Directory for Medical Articles
 

Open Access

1

JARMS. 2013; 5(1): 19-22


Rapid detection of Rifampicin resistance in sputum samples using indigenously developed molecular probes and comparison with conventional MIC Method.

*Manoj Kumar Meghwani,***Shrawan Kumar,**Ram Das,*Rajesh Kumar Gupta.

Abstract
ObjectiveTo assess the efficacy of indigenously developed molecular probes in detection of rifampicin resistance in Mycobacterium tuberculosis directly in sputum samples and comparison with rifampicin susceptibility by conventional MIC method at 64 mcg/ml.
Material and MethodsA total of 81 sputum samples from patients of suspected drug resistant sputum positive for AFB pulmonary tuberculosis were included. All the samples were tested for rifampicin resistance both by MIC method at 64 mcg/ml in LJ media and by indigenously developed molecular probe method simultaneously. ObservationOut of 81 samples,culture on LJ media showed that 48.15% were culture positive while 43.21%were culture negative and 8.64% were contaminated. Rifampicin sensitivity profiles of 28 Mycobacterium tuberulosis isolates with conventional method on LJ media showed that 22 were resistant and 6 were sensitive to rifampicin. Whereas rifampicin sensitivity profiles of 28 Mycobacterium tuberulosis isolates with probe method showed that 21 were resistant to rifampicin while 7 were sensitive to rifampicin. Taking together overall concordance of probe method with conventional method on LJ media at 64mcg/ml is 96.3% and a discordance of 3.7% Conclusion With the concordance of 96.3% our study showed that indigenously developed molecular probes are rapid and accurate methods for detection of rifampicin resistance in Mycobacterium tuberulosis directly in sputum.

Key words: Molecular probe, Rifampicin resistance, Mycobacterium tuberculosis,Sputum,L J media.



Share this Article


Advertisement
Journal of Contemporary Medical Education

SUBMIT YOUR ARTICLE NOW


ScopeMed.com
ScopeMed Home
Follow ScopeMed on Twitter
BiblioCAM
Author Tools
eJPort Journal Hosting
About ScopeMed
License Information
Terms & Conditions
Privacy Policy
Suggest a Journal
Publisher Login
Contact Us
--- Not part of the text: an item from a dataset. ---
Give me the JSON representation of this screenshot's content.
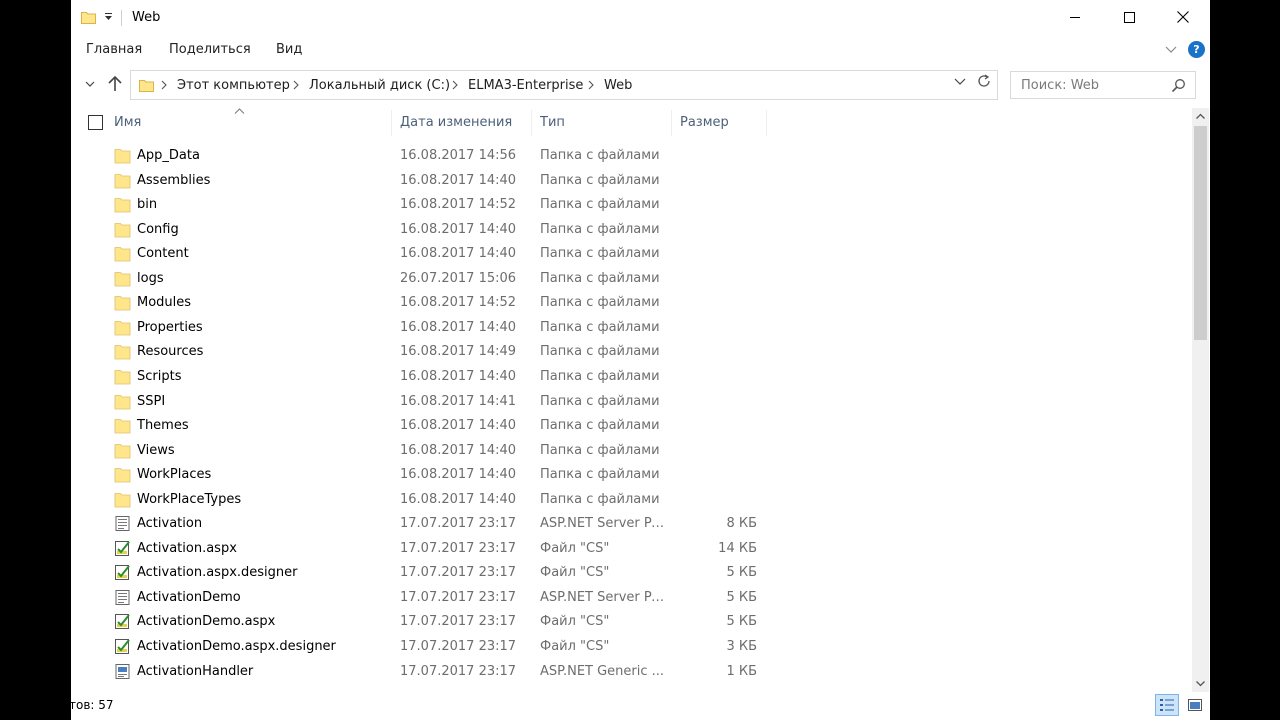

The articles in Scopemed are open access articles licensed under the terms of the Creative Commons Attribution-NonCommercial-ShareAlike 4.0 International License (https://creativecommons.org/licenses/by-nc-sa/4.0/) which permits unrestricted, non-commercial use, distribution and reproduction in any medium, provided the work is properly cited.
ScopeMed is a Database Service for Scientific Publications. Copyright ScopeMed Information Services.
Scopemed Buttons